Montefiore representatives said the hospital had put new offers on the table in an effort to reach a contract agreement with the New York State Nurses Association that will bring nurses back to work. But negotiations between the nurses union and Mount Sinai have yet to resume after breaking down late Sunday night.
“Montefiore remains at the bargaining table, committed to an equitable agreement that reflects the priorities of our dedicated nurses,” the hospital said in a statement released Tuesday.
In the days leading up to the strike, Montefiore highlighted its compensation offers – including an 18% raise over three years, which is similar to what was offered by New York-Presbyterian and other hospitals that have recently reached contract deals. But nurses said salary increases were not all they wanted.
They have emphasized that they are most concerned about hospitals addressing staffing levels that they say are unsafe for patients. Nurses are pushing for Montefiore and Mount Sinai to commit to concrete nurse-to-patient ratios in their contracts, along with provisions that will allow those ratios to be enforced.
In an update about the negotiations on Tuesday, Montefiore said it is now offering to establish average staffing ratios in hospital emergency departments and to allow for an arbitrator to enforce staffing commitments if violations occur. The hospital said it is also offering to “make all reasonable efforts” to stop placing patient beds in hallways.
NYSNA did not immediately respond to a request for comment on those offers from Montefiore and where negotiations with the hospital stand.
“We’re out here today because for four months we got no movement on the 39 proposals we put forward,” Judy Gonzalez, the past NYSNA president and an emergency room nurse at Montefiore, said at a press conference outside of the hospital’s Moses campus Tuesday morning. “Nearly every single one of them about providing better care for patients in the Bronx, being able to recruit nurses, being able to retain nurses, placing patients in safe environments – not crowded like sardines in an emergency department, not in hallway beds upstairs on stretchers without bathrooms and toilets.”
Gonzalez added, “I think Montefiore can hear us now.”
At times during the press conference, nurses chanted “ratios” and “we can’t take it anymore.”

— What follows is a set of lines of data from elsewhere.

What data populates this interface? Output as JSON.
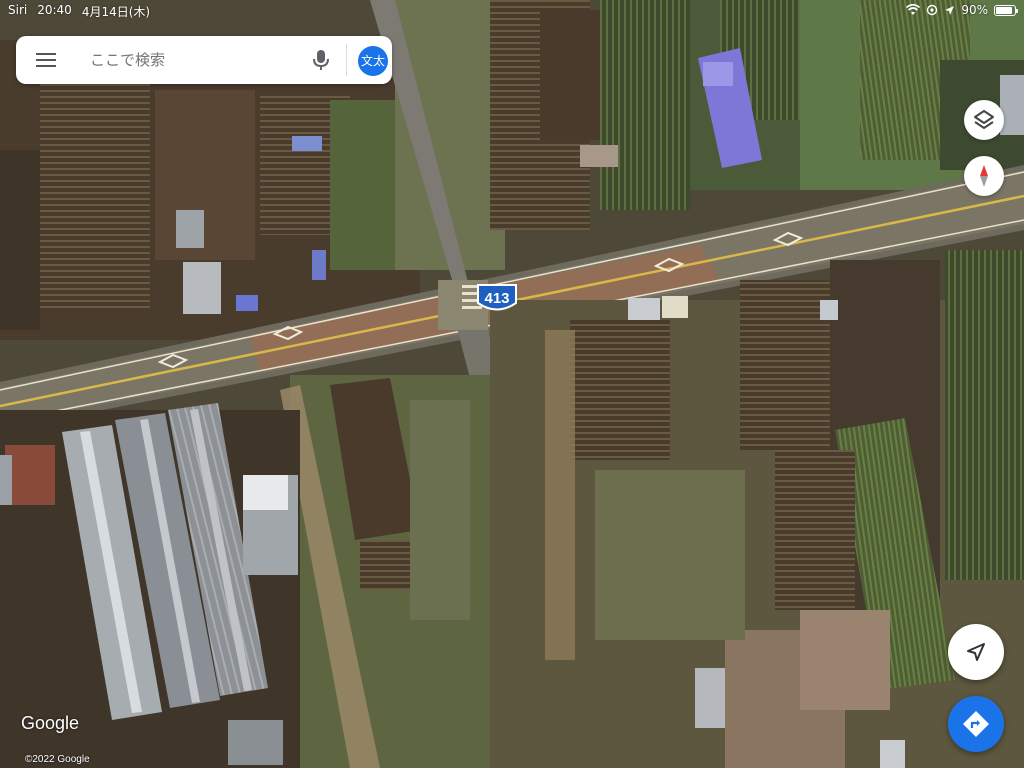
{
  "statusbar": {
    "carrier": "Siri",
    "time": "20:40",
    "date": "4月14日(木)",
    "battery": "90%",
    "battery_level": 0.9
  },
  "search": {
    "placeholder": "ここで検索",
    "account_label": "文太"
  },
  "map": {
    "mode": "satellite",
    "route_number": "413",
    "alt": "Satellite view of farmland plots crossed by a two-lane road with a yellow centre line; a greenhouse cluster at lower left."
  },
  "controls": {
    "layers_icon": "layers-icon",
    "compass_icon": "compass-icon",
    "location_icon": "navigation-arrow-icon",
    "directions_icon": "directions-icon",
    "directions_color": "#1a73e8"
  },
  "attribution": {
    "logo": "Google",
    "copyright": "©2022 Google"
  }
}
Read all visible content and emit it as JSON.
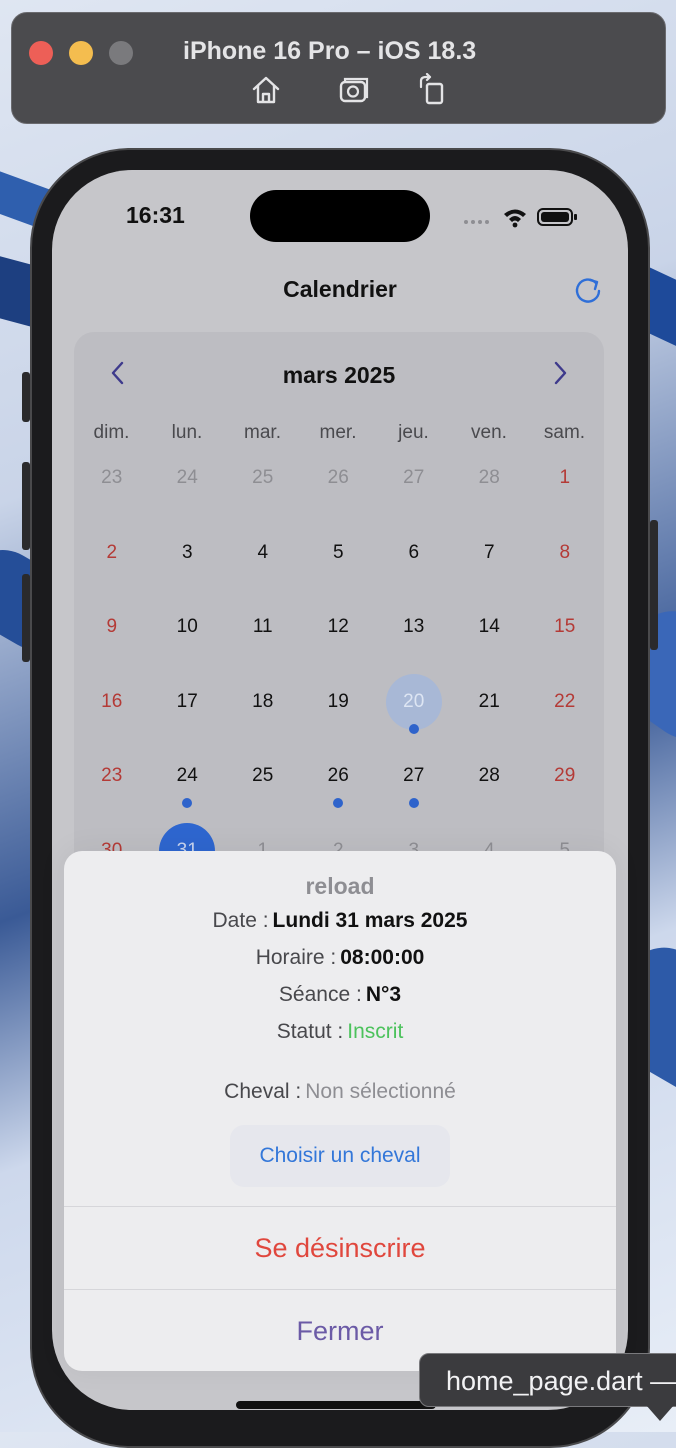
{
  "simulator": {
    "title": "iPhone 16 Pro – iOS 18.3",
    "toolbar": [
      "home-icon",
      "screenshot-icon",
      "rotate-icon"
    ]
  },
  "status_bar": {
    "time": "16:31"
  },
  "nav": {
    "title": "Calendrier"
  },
  "calendar": {
    "month_label": "mars 2025",
    "weekdays": [
      "dim.",
      "lun.",
      "mar.",
      "mer.",
      "jeu.",
      "ven.",
      "sam."
    ],
    "weeks": [
      [
        "23",
        "24",
        "25",
        "26",
        "27",
        "28",
        "1"
      ],
      [
        "2",
        "3",
        "4",
        "5",
        "6",
        "7",
        "8"
      ],
      [
        "9",
        "10",
        "11",
        "12",
        "13",
        "14",
        "15"
      ],
      [
        "16",
        "17",
        "18",
        "19",
        "20",
        "21",
        "22"
      ],
      [
        "23",
        "24",
        "25",
        "26",
        "27",
        "28",
        "29"
      ],
      [
        "30",
        "31",
        "1",
        "2",
        "3",
        "4",
        "5"
      ]
    ],
    "today": "20",
    "selected": "31",
    "event_days": [
      "20",
      "24",
      "26",
      "27"
    ],
    "weekend_color": "#b43a36",
    "selected_color": "#2e66cf",
    "event_dot_color": "#2e63cb"
  },
  "sheet": {
    "title": "reload",
    "date_label": "Date :",
    "date_value": "Lundi 31 mars 2025",
    "time_label": "Horaire :",
    "time_value": "08:00:00",
    "session_label": "Séance :",
    "session_value": "N°3",
    "status_label": "Statut :",
    "status_value": "Inscrit",
    "horse_label": "Cheval :",
    "horse_value": "Non sélectionné",
    "choose_horse_button": "Choisir un cheval",
    "unsubscribe_button": "Se désinscrire",
    "close_button": "Fermer"
  },
  "tooltip": {
    "text": "home_page.dart —"
  }
}
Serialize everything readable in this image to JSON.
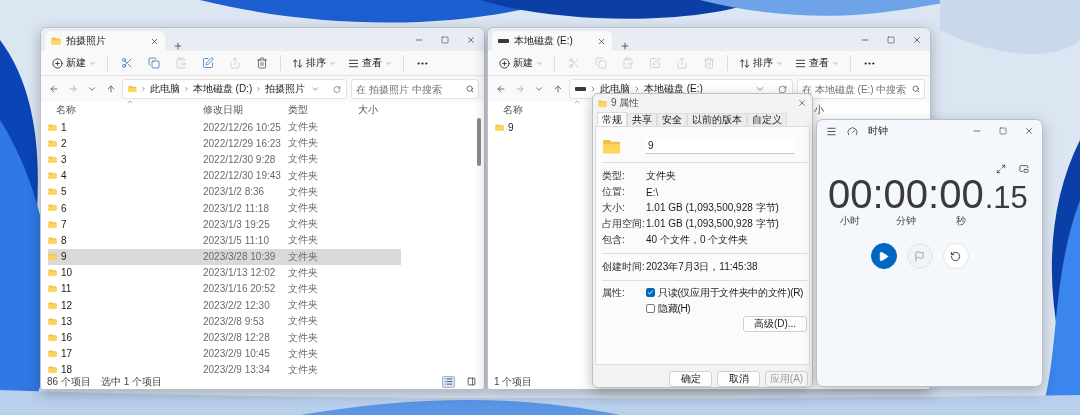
{
  "explorer_windows": [
    {
      "tab": {
        "kind": "folder",
        "title": "拍摄照片"
      },
      "menus": [
        {
          "label": "新建"
        },
        {
          "label": "排序"
        },
        {
          "label": "查看"
        }
      ],
      "toolbar_icons": [
        {
          "disabled": false
        },
        {
          "disabled": false
        },
        {
          "disabled": true
        },
        {
          "disabled": false
        },
        {
          "disabled": true
        },
        {
          "disabled": false
        }
      ],
      "crumbs": [
        "此电脑",
        "本地磁盘 (D:)",
        "拍摄照片"
      ],
      "search": {
        "placeholder": "在 拍摄照片 中搜索"
      },
      "columns": [
        {
          "label": "名称"
        },
        {
          "label": "修改日期"
        },
        {
          "label": "类型"
        },
        {
          "label": "大小"
        }
      ],
      "rows": [
        {
          "name": "1",
          "modified": "2022/12/26 10:25",
          "type": "文件夹",
          "selected": false
        },
        {
          "name": "2",
          "modified": "2022/12/29 16:23",
          "type": "文件夹",
          "selected": false
        },
        {
          "name": "3",
          "modified": "2022/12/30 9:28",
          "type": "文件夹",
          "selected": false
        },
        {
          "name": "4",
          "modified": "2022/12/30 19:43",
          "type": "文件夹",
          "selected": false
        },
        {
          "name": "5",
          "modified": "2023/1/2 8:36",
          "type": "文件夹",
          "selected": false
        },
        {
          "name": "6",
          "modified": "2023/1/2 11:18",
          "type": "文件夹",
          "selected": false
        },
        {
          "name": "7",
          "modified": "2023/1/3 19:25",
          "type": "文件夹",
          "selected": false
        },
        {
          "name": "8",
          "modified": "2023/1/5 11:10",
          "type": "文件夹",
          "selected": false
        },
        {
          "name": "9",
          "modified": "2023/3/28 10:39",
          "type": "文件夹",
          "selected": true
        },
        {
          "name": "10",
          "modified": "2023/1/13 12:02",
          "type": "文件夹",
          "selected": false
        },
        {
          "name": "11",
          "modified": "2023/1/16 20:52",
          "type": "文件夹",
          "selected": false
        },
        {
          "name": "12",
          "modified": "2023/2/2 12:30",
          "type": "文件夹",
          "selected": false
        },
        {
          "name": "13",
          "modified": "2023/2/8 9:53",
          "type": "文件夹",
          "selected": false
        },
        {
          "name": "16",
          "modified": "2023/2/8 12:28",
          "type": "文件夹",
          "selected": false
        },
        {
          "name": "17",
          "modified": "2023/2/9 10:45",
          "type": "文件夹",
          "selected": false
        },
        {
          "name": "18",
          "modified": "2023/2/9 13:34",
          "type": "文件夹",
          "selected": false
        }
      ],
      "scrollbar": true,
      "status": [
        "86 个项目",
        "选中 1 个项目"
      ],
      "view_buttons": [
        {
          "selected": true
        },
        {
          "selected": false
        }
      ]
    },
    {
      "tab": {
        "kind": "drive",
        "title": "本地磁盘 (E:)"
      },
      "menus": [
        {
          "label": "新建"
        },
        {
          "label": "排序"
        },
        {
          "label": "查看"
        }
      ],
      "toolbar_icons": [
        {
          "disabled": true
        },
        {
          "disabled": true
        },
        {
          "disabled": true
        },
        {
          "disabled": true
        },
        {
          "disabled": true
        },
        {
          "disabled": true
        }
      ],
      "crumbs": [
        "此电脑",
        "本地磁盘 (E:)"
      ],
      "search": {
        "placeholder": "在 本地磁盘 (E:) 中搜索"
      },
      "columns": [
        {
          "label": "名称"
        },
        {
          "label": "小"
        }
      ],
      "rows": [
        {
          "name": "9",
          "selected": false
        }
      ],
      "scrollbar": false,
      "status": [
        "1 个项目"
      ]
    }
  ],
  "properties_dialog": {
    "title": "9 属性",
    "tabs": [
      {
        "label": "常规",
        "selected": true
      },
      {
        "label": "共享",
        "selected": false
      },
      {
        "label": "安全",
        "selected": false
      },
      {
        "label": "以前的版本",
        "selected": false
      },
      {
        "label": "自定义",
        "selected": false
      }
    ],
    "name_value": "9",
    "sections": [
      [
        {
          "label": "类型:",
          "value": "文件夹"
        },
        {
          "label": "位置:",
          "value": "E:\\"
        },
        {
          "label": "大小:",
          "value": "1.01 GB (1,093,500,928 字节)"
        },
        {
          "label": "占用空间:",
          "value": "1.01 GB (1,093,500,928 字节)"
        },
        {
          "label": "包含:",
          "value": "40 个文件，0 个文件夹"
        }
      ],
      [
        {
          "label": "创建时间:",
          "value": "2023年7月3日，11:45:38"
        }
      ]
    ],
    "attributes_label": "属性:",
    "checkboxes": [
      {
        "label": "只读(仅应用于文件夹中的文件)(R)",
        "checked": true
      },
      {
        "label": "隐藏(H)",
        "checked": false
      }
    ],
    "advanced_button": "高级(D)...",
    "buttons": [
      {
        "label": "确定",
        "disabled": false
      },
      {
        "label": "取消",
        "disabled": false
      },
      {
        "label": "应用(A)",
        "disabled": true
      }
    ]
  },
  "clock": {
    "title": "时钟",
    "time": "00:00:00",
    "fraction": ".15",
    "units": [
      "小时",
      "分钟",
      "秒"
    ],
    "controls": [
      {
        "disabled": false
      },
      {
        "disabled": true
      },
      {
        "disabled": false
      }
    ]
  }
}
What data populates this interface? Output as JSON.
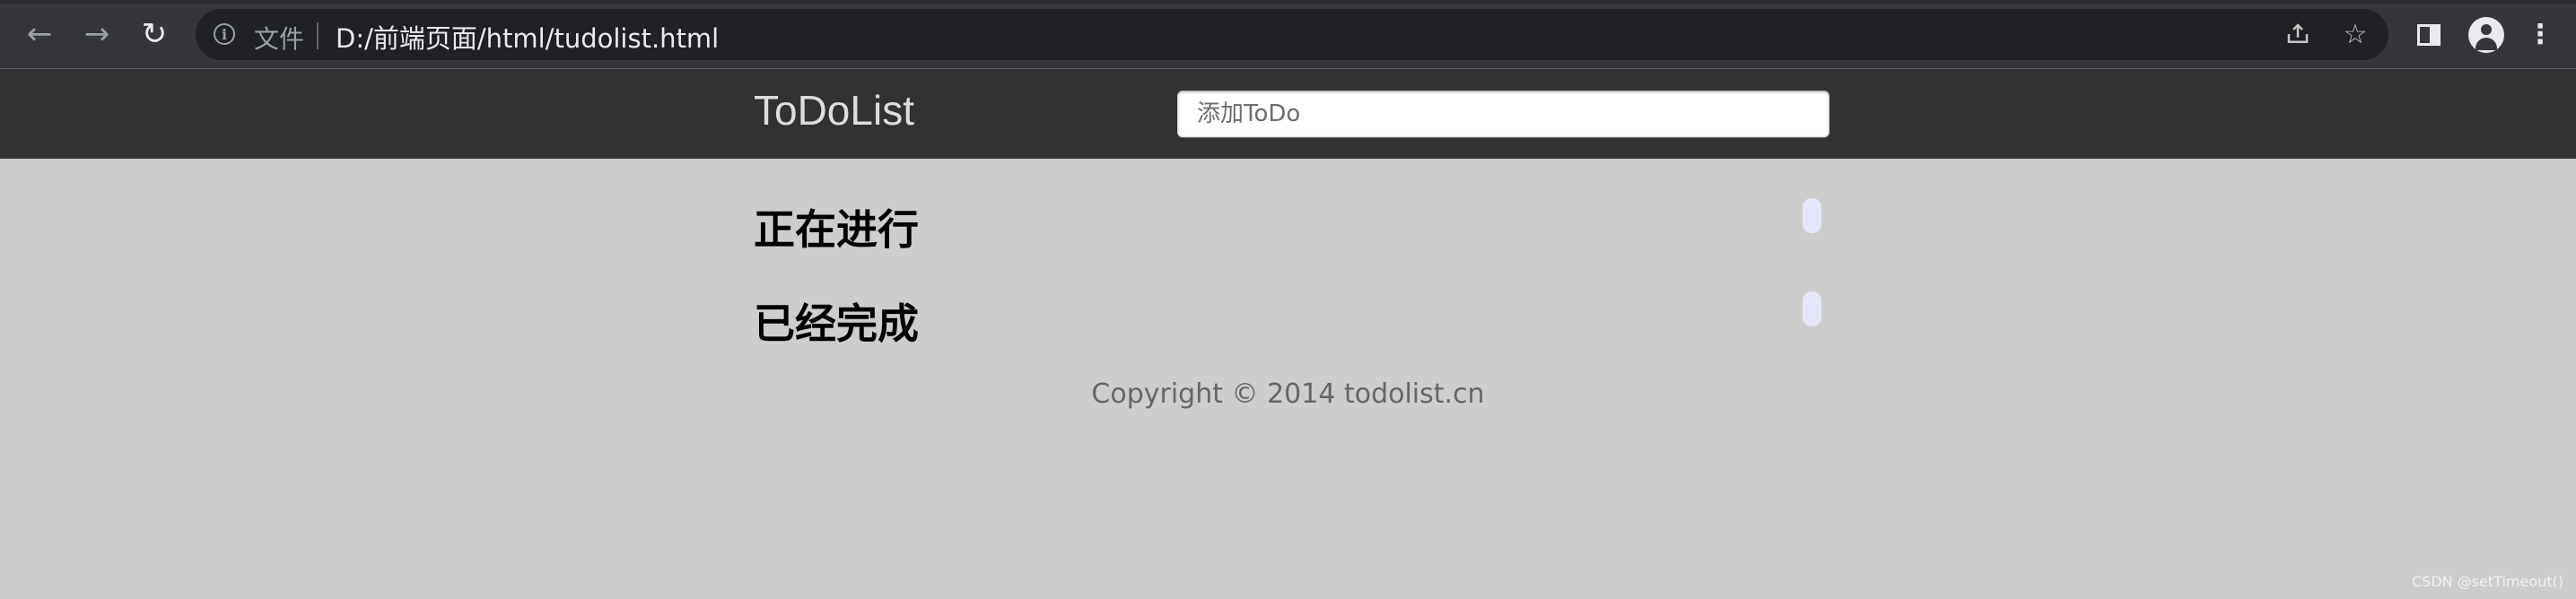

Neither NYSNA nor Mount Sinai commented on their efforts to resume talks.
Meanwhile, nurses at three other hospitals across the city voted to ratify new contracts on Monday, NYSNA said. Those votes involved Flushing Hospital Medical Center in Queens, Richmond University Medical Center in Staten Island and BronxCare Health System.
Negotiations at some Brooklyn hospitals remain ongoing, meaning additional medical centers could still strike if deals are not ultimately reached.